office at first light before going to her full-time job as a hotel maid at the Berkshire Hotel in Manhattan. She ended her day cleaning another office before coming home to cook dinner. Griselda was busy. But, before leaving for work each morning, she would
come to my room to give me a glass of orange juice mixed with a raw egg. I was now on her "fatten me up" program. Then she would leave with the obligatory kiss goodbye. I did not enjoy the affection and told her so many times. However, she was not deterred.
She continued her morning routine and expanded it to include some delightful dinners, especially on Sundays when she had time to do it right.
Ronnie and I began exploring and got some unexpected reactions from people. One night, as we walked home
from a movie in Parkchester, we ran into some white boys in a car. Before we knew what was happening, one of the white boys shouted, "Niggers! What are you doing around here." They started the car and began to chase us. We had heard about things like this,
but we had never experienced it before. We ran for our lives. We ran down one street and up another with the guile of an escaping animal. They tried but could not catch us, and we were able to return to the relative safety of my mother's house.

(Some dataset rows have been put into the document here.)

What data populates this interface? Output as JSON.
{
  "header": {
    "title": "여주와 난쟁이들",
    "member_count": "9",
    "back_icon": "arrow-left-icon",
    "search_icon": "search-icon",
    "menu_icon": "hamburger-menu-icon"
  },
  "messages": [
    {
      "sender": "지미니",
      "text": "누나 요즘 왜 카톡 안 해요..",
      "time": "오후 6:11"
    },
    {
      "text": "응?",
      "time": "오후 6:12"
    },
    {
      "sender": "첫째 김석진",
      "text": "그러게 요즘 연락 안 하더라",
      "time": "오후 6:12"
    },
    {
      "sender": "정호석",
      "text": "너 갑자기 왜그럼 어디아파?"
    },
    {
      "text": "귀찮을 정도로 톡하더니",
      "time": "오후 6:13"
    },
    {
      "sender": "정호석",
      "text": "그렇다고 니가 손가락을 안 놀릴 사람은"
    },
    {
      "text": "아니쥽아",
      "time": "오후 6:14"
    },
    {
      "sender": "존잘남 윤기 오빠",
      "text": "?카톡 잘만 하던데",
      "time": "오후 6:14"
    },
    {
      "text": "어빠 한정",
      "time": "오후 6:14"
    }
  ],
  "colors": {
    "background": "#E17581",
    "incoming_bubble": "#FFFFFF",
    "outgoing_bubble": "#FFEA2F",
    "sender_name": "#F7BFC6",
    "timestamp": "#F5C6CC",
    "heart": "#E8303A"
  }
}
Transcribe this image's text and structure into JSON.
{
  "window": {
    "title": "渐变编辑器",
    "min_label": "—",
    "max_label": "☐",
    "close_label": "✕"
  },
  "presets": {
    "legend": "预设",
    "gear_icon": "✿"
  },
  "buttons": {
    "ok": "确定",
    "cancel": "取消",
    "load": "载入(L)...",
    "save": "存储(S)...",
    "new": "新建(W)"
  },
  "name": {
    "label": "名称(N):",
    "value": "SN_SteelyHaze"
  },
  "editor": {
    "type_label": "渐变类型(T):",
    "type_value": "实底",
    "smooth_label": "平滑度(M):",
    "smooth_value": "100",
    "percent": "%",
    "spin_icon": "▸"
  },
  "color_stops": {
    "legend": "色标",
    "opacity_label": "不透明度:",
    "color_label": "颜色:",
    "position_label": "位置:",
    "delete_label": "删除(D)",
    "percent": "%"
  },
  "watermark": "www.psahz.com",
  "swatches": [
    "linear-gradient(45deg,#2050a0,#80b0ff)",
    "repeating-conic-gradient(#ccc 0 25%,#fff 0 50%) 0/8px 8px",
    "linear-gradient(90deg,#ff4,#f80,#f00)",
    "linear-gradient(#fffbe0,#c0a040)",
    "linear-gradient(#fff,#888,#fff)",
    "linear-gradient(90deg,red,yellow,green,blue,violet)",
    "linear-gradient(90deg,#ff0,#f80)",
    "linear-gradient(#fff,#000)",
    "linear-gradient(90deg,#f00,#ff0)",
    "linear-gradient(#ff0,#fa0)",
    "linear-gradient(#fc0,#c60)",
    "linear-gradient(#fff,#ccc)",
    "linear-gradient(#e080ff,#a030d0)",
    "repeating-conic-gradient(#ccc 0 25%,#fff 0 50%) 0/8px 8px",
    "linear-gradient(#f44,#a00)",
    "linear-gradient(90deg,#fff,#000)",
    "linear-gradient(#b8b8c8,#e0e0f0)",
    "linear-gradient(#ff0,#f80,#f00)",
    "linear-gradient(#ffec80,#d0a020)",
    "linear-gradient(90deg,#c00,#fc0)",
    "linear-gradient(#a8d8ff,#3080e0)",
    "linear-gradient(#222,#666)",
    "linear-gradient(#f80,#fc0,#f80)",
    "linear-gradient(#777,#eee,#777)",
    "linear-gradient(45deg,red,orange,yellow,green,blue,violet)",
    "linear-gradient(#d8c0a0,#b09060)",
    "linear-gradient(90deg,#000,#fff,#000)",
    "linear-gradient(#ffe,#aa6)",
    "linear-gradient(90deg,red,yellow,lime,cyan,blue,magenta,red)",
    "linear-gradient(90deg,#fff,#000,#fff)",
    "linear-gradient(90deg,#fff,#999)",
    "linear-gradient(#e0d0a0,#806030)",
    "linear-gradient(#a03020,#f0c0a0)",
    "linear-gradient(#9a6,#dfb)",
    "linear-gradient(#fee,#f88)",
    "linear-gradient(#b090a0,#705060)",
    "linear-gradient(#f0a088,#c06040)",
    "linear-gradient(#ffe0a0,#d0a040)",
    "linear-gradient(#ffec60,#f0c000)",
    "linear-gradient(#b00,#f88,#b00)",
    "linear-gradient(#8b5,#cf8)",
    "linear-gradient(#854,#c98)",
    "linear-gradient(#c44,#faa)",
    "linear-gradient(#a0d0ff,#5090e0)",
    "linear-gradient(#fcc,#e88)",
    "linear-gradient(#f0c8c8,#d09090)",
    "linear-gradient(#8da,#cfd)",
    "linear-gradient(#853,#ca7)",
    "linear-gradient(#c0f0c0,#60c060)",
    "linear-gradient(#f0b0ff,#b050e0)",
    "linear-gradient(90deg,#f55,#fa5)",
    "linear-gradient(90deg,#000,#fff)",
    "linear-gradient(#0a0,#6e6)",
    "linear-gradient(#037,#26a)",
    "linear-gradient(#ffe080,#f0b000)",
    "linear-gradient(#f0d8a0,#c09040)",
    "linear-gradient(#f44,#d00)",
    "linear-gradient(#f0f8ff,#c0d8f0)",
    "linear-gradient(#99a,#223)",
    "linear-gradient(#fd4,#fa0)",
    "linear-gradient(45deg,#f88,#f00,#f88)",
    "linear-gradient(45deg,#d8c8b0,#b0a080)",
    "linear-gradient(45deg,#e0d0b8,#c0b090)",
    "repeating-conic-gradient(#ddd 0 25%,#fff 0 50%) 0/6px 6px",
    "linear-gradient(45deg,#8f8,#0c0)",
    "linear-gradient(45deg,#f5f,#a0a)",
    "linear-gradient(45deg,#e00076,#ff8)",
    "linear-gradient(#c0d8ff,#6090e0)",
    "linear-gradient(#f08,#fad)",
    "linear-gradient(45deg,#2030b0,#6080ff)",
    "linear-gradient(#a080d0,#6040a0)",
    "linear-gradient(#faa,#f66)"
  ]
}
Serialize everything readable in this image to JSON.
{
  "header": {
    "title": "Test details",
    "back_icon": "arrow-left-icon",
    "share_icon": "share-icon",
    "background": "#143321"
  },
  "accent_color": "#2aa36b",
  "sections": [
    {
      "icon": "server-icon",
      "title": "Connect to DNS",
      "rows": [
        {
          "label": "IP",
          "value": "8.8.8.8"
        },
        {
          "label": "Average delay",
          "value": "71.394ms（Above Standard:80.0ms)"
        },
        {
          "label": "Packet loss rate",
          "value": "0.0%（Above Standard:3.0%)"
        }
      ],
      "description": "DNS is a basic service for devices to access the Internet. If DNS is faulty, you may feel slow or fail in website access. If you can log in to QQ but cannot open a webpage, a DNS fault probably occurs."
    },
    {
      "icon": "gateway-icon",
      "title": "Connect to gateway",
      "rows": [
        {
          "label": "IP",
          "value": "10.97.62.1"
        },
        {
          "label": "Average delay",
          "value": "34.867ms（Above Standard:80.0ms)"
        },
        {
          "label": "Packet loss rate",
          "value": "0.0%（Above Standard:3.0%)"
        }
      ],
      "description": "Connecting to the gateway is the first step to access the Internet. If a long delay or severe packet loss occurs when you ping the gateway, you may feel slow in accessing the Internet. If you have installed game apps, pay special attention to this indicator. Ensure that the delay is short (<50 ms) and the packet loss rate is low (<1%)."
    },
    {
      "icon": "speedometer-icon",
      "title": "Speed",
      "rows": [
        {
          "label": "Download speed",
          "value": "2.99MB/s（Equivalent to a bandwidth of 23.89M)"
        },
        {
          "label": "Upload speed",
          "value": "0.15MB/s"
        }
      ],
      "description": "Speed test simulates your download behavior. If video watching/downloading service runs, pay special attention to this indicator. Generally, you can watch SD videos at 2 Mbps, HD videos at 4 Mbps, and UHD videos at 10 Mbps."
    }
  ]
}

I could return to Jamaica to graduate from high school, I got sick with a nasty head cold. My mother became very concerned and decided to take me to see a doctor at one of the offices she cleaned. The doctor's office was on Park Ave near 59th Street in Manhattan.
I showed up, and the doctor reviewed my symptoms and told my mother that she should take me to see a specialist. He referred us to a specialist at the Ear, Nose, and Throat Clinic on Third Ave near 59th Street. My mother thanked the doctor for his referral,
and we went to the clinic. When we arrived, we checked in and sat waiting to be called.
Finally, a nurse showed up and asked if we were there to see the ear, nose, and throat specialist. My mother answered in the affirmative and indicated
that I was very sick and a primary care doctor in the neighborhood referred us to him. The nurse left without another word, and we returned to our seats and waited for another 30 minutes. At last, the attendant called my name, and we took the elevator to the
third floor to meet the doctor. As the elevator door opened, we saw someone waiting in the shadows. It was the specialist. He shouted at us angrily, "Where did you get my name?" My mother panicked immediately and explained that she was referred to him by the
doctor she worked for on Park Ave. He became even more furious that someone had referred black people to his practice to get rid of us as quickly as possible; he turned to me and snarled, "Let me see your ear." I showed him, and he glanced into my ear without
any instrument and concluded that I was fine and we should leave immediately. We got back on the elevator and left the clinic.
I learned from this trip to New York that my mother still loved me and was doing her best with her limited resources to
provide for me. Despite all this evidence, she was patient and kind, but I could not find a way to love her. My feelings of betrayal stayed with me throughout my adult life, and it was not until a year before she died that I could reconcile this bad feeling.
Why my mother never returned to Jamaica is still a mystery to me. As a kid, I believed she had forgotten about me and had created a new family in America. I later speculated that maybe if she had overstayed her visa guidelines, she wouldn't have been
able to return without some penalty. Still, that theory fell apart when I found out that she had gotten married to an American man to obtain a permanent visa. Yet, still, she did not return. I once asked her why and she told me that she didn't feel she could
meet the expectations that everyone had of her. To Jamaicans, people in America were supposed to be rich, and anyone who knew her would expect gifts or money. Griselda said she was overwhelmed by this prospect and decided not to face it. Griselda died without
ever returning to Jamaica.